The middle Miocene Styriofelis turnauensis combined peculiar dental traits (in particular the retention of milk premolars in adult life) with a skeleton adapted for climbing, with short, robust limb bones. Such a skeleton can be considered “primitive” for felids, because the ancestral members of the family were mostly arboreal creatures. The small cat from Batallones shared with Styriofelis the retained milk teeth, but its limb bones now reveal a surprisingly early adaptation for fast, efficient locomotion on land. This condition almost mirrored the one seen in modern animals like the wildcat, but it most likely evolved independently, because the particular dental features preclude Leptofelis from being an ancestor of the modern species. In fact, the skeleton of the Batallones small cat is in itself a mosaic of features, including the presence of a well-developed quadratus plantae muscle inserting on the ankle bone. This muscle has an important function in climbing and it shows that in spite of being a proficient runner, Leptofelis vallesiensis could climb better than most modern cats, both to escape bigger predators and to catch small prey in the high branches. Also the hind limb was especially long and the knee articulation resembled that of modern small carnivores that are excellent jumpers and climbers, such as the genet. It is possible that Leptofelis used its leaping ability to capture small prey such as rodents and birds while foraging on the ground, like modern servals or caracals do. This unique combination of features convinced us of the need to create a new genus for this cat, and we coined the word “Leptofelis”, meaning “swift cat”.

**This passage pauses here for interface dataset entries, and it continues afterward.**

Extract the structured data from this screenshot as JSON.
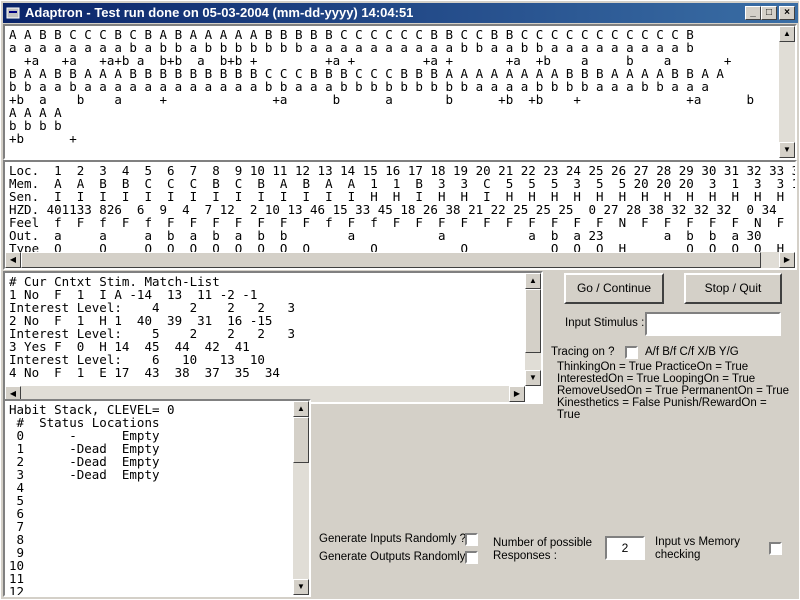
{
  "window": {
    "title": "Adaptron - Test run done on 05-03-2004 (mm-dd-yyyy) 14:04:51"
  },
  "titlebar_buttons": {
    "minimize": "_",
    "maximize": "□",
    "close": "×"
  },
  "sequence_panel": {
    "lines": [
      "A A B B C C C B C B A B A A A A A B B B B B C C C C C C B B C C B B C C C C C C C C C C C B",
      "a a a a a a a a b a b b a b b b b b b b a a a a a a a a a a b b a a b b a a a a a a a a a b",
      "  +a   +a   +a+b a  b+b  a  b+b +         +a +         +a +       +a  +b    a     b    a       +               +a      +b",
      "B A A B B A A A B B B B B B B B B C C C B B B C C C B B B A A A A A A A A B B B A A A A B B A A",
      "b b a a b a a a a a a a a a a a a b b a a a b b b b b b b b b a a a a b b b b a a a b b a a a",
      "+b  a    b    a     +              +a      b      a       b      +b  +b    +              +a      b      a       b",
      "A A A A",
      "b b b b",
      "+b      +"
    ]
  },
  "memory_table": {
    "lines": [
      "Loc.  1  2  3  4  5  6  7  8  9 10 11 12 13 14 15 16 17 18 19 20 21 22 23 24 25 26 27 28 29 30 31 32 33 34",
      "Mem.  A  A  B  B  C  C  C  B  C  B  A  B  A  A  1  1  B  3  3  C  5  5  5  3  5  5 20 20 20  3  1  3  3 17",
      "Sen.  I  I  I  I  I  I  I  I  I  I  I  I  I  I  H  H  I  H  H  I  H  H  H  H  H  H  H  H  H  H  H  H  H  H",
      "HZD. 401133 826  6  9  4  7 12  2 10 13 46 15 33 45 18 26 38 21 22 25 25 25  0 27 28 38 32 32 32  0 34",
      "Feel  f  F  f  F  f  F  F  F  F  F  F  F  f  F  f  F  F  F  F  F  F  F  F  F  F  N  F  F  F  F  F  N  F",
      "Out.  a     a     a  b  a  b  a  b  b        a           a           a  b  a 23        a  b  b  a 30",
      "Type  O     O     O  O  O  O  O  O  O  O        O           O           O  O  O  H        O  O  O  O  H"
    ]
  },
  "context_panel": {
    "lines": [
      "# Cur Cntxt Stim. Match-List",
      "1 No  F  1  I A -14  13  11 -2 -1",
      "Interest Level:    4    2    2   2   3",
      "2 No  F  1  H 1  40  39  31  16 -15",
      "Interest Level:    5    2    2   2   3",
      "3 Yes F  0  H 14  45  44  42  41",
      "Interest Level:    6   10   13  10",
      "4 No  F  1  E 17  43  38  37  35  34"
    ]
  },
  "habit_panel": {
    "lines": [
      "Habit Stack, CLEVEL= 0",
      " #  Status Locations",
      " 0      -      Empty",
      " 1      -Dead  Empty",
      " 2      -Dead  Empty",
      " 3      -Dead  Empty",
      " 4",
      " 5",
      " 6",
      " 7",
      " 8",
      " 9",
      "10",
      "11",
      "12"
    ]
  },
  "controls": {
    "go_button": "Go / Continue",
    "stop_button": "Stop / Quit",
    "input_stimulus_label": "Input Stimulus :",
    "input_stimulus_value": "",
    "tracing_label": "Tracing on ?",
    "tracing_options": "A/f  B/f  C/f  X/B  Y/G",
    "status_lines": [
      "ThinkingOn = True PracticeOn = True",
      "InterestedOn = True LoopingOn = True",
      "RemoveUsedOn = True PermanentOn = True",
      "Kinesthetics = False Punish/RewardOn =",
      "True"
    ],
    "gen_inputs_label": "Generate Inputs Randomly ?",
    "gen_outputs_label": "Generate Outputs Randomly?",
    "num_responses_label_1": "Number of possible",
    "num_responses_label_2": "Responses :",
    "num_responses_value": "2",
    "input_vs_memory_label_1": "Input vs Memory",
    "input_vs_memory_label_2": "checking"
  }
}
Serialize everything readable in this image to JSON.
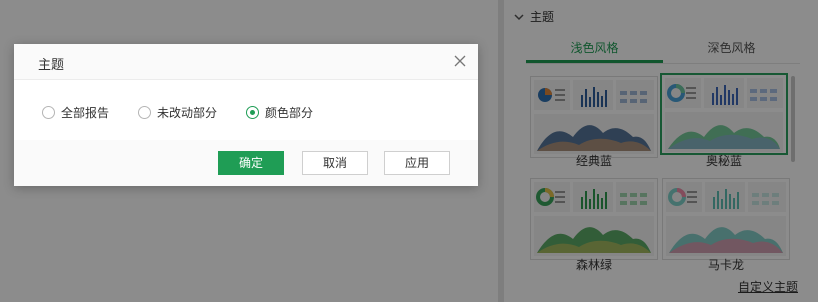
{
  "panel": {
    "section_title": "主题",
    "tabs": [
      {
        "label": "浅色风格",
        "active": true
      },
      {
        "label": "深色风格",
        "active": false
      }
    ],
    "themes": [
      {
        "name": "经典蓝",
        "selected": false
      },
      {
        "name": "奥秘蓝",
        "selected": true
      },
      {
        "name": "森林绿",
        "selected": false
      },
      {
        "name": "马卡龙",
        "selected": false
      }
    ],
    "custom_link": "自定义主题"
  },
  "dialog": {
    "title": "主题",
    "options": [
      {
        "label": "全部报告",
        "checked": false
      },
      {
        "label": "未改动部分",
        "checked": false
      },
      {
        "label": "颜色部分",
        "checked": true
      }
    ],
    "buttons": {
      "confirm": "确定",
      "cancel": "取消",
      "apply": "应用"
    }
  },
  "colors": {
    "accent": "#1f9d55",
    "overlay": "rgba(0,0,0,0.45)"
  }
}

There are many things we have learned from this study. On one hand, the early diversity of felines is greater than was thought some years ago, when virtually all fossil felines from the late Miocene were classified in the extant genus Felis. On the other hand, we see that the adaptations of feline cats for running not only appeared more precociously than thought, but in fact evolved several times independently. Also important is the fact that the postcranial skeleton, often overlooked in systematic studies, can provide decisive evidence for the proper classification of an extinct animal. And, finally, if we look at the larger picture, it seems that the combination of the small size of the early felines, the need to escape from larger predators, and the presence of vegetational cover in their environments probably provided the right adaptive pressures which led (more than once) to the evolution of the versatile body plan that we see in modern cats.
Here is a reconstruction of Leptofelis in the flesh. The coat colour patter is unknown in this animal and here it is reconstructed on the basis of species such as the marbled cat, whose coat markings appear to represent the ancestral patter for all living felines.
You can check our original research paper in this link: